The cooperation of worker’s centers gathers useful information about labor conditions and can encourage more workers to come forward. Lee pointed to Seattle as an example of a city that has effectively partnered with local community groups — their Office of Labor Standards selected ten community organizations to receive $1 million contracts to provide education and outreach to workers. Reporting by the Philadelphia Enquirer found that, in 2018, Seattle’s Office of Labor Standards received 10 times the number of wage theft questions and complaints than Philadelphia received, a larger city that lacked such a strategy.

Making Them Pay the Bill

But even once wage theft is brought to light, workers don’t always get paid. Across the country, nominally “successful” wage theft lawsuits often result in empty judgments: just because a judge or jury agreed that a worker experienced wage theft, it doesn’t always mean that the worker will be able to collect her back wages.

A report by the National Center for Law and Economic Justice found at least $125 million in unpaid wage theft judgments and orders within New York City alone. Carmela Huang, a supervising attorney at New York City’s Legal Aid Society, says “it’s just far too easy for employers to transfer their assets.”

As an example, Huang explains, a restaurant owner faced with a high-dollar wage theft lawsuit will recruit a friend to create a new corporation and transfer the restaurant to the new corporation. That makes the original corporation facing the lawsuit nominally unable to pay its wage debts.

“For more than a decade employer-side attorneys have been advising clients on how to hide their assets — it is definitely a part of the practice to advise clients on how to make themselves judgment-proof,” says Huang.

That’s why the Legal Aid Society called on New York Governor Andrew Cuomo to sign the SWEAT Act, which would have allowed workers to place a lien on their employers’ assets while wage theft litigation was ongoing, stopping bad companies from using suspicious transfers to hide assets. Cuomo vetoed the SWEAT Act on January 2.

Our country arrests 1.5 million people for burglary and larceny per year — but workers facing stolen wages are routinely deprived of justice. Businesses can dial 911 and expect the cops to show up to arrest a shoplifter, while millions of Americans work for poverty wages, as victims of theft from their employers, with little hope of recourse.

Flagstaff Needs A Raise Coalition says to end wage theft, we should lift the threat of deportation, guarantee workers access to the legal system, build strong wage theft enforcement agencies, and close the loopholes that allow employers to shirk responsibility to pay owed wages.

Editors note: The Meteor is currently interviewing service employees and employers in Flagstaff, building a data base of employees about experiences with the minimum wage including those experiencing wage theft.

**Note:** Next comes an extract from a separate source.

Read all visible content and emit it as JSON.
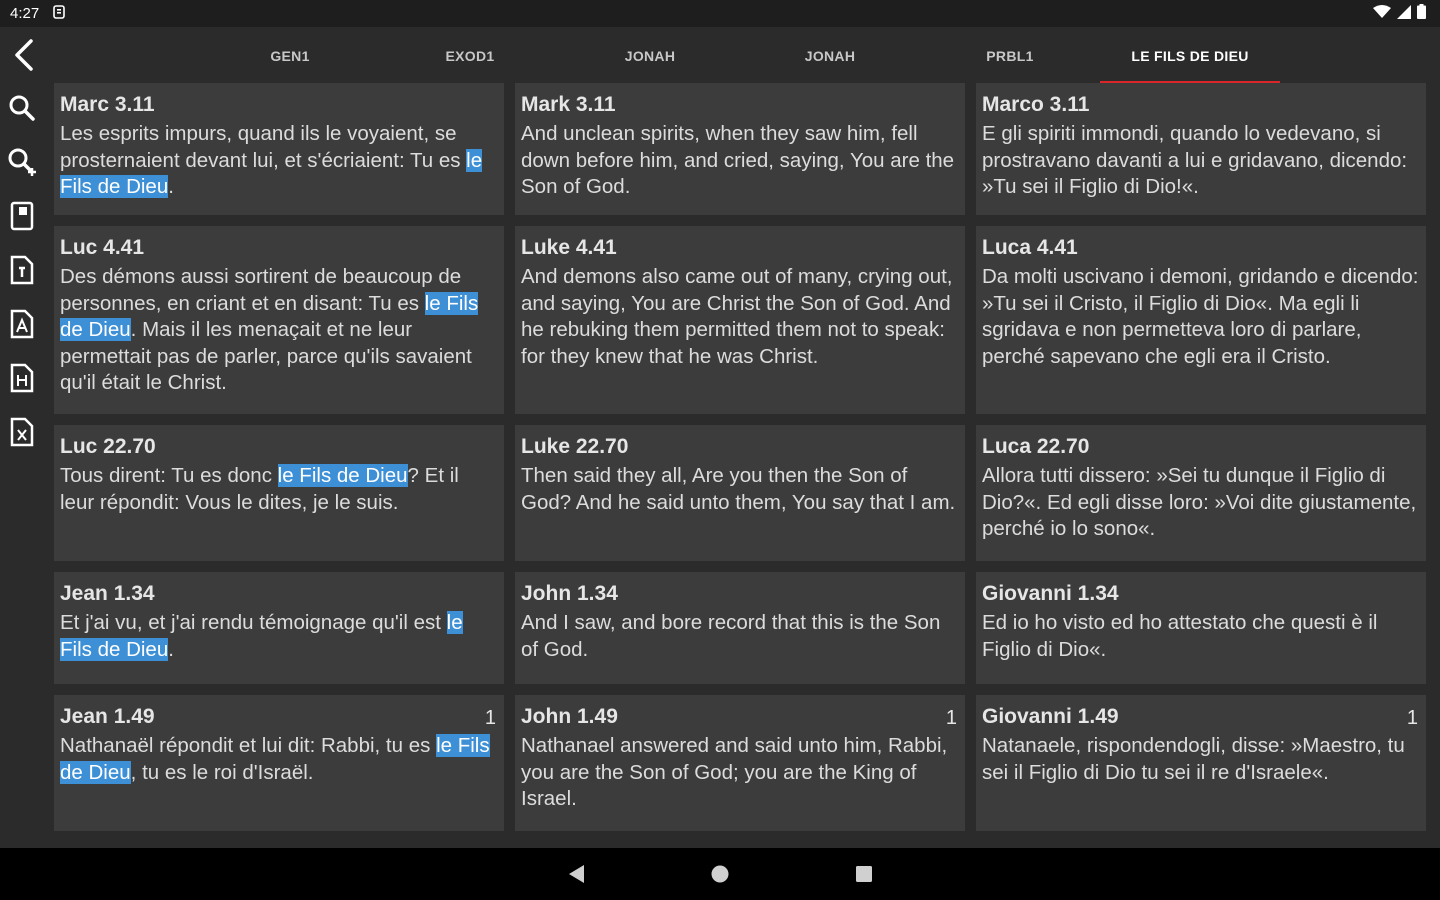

We will write in the near future about those stories, the stories of locally owned businesses, and a newly revealed initiative drive by the Chamber of Commerce attempting to launch a repeal of the minimum wage.

If you have a story you think should be included fill out the form here…. (You can do so anonymously if you wish by leaving the name blank, however, for The Meteor to include your information you must to give us a way to contact you so that we can verify your information.)


We'd love to hear your thoughts feel free to comment

This site uses Akismet to reduce spam. Learn how your comment data is processed.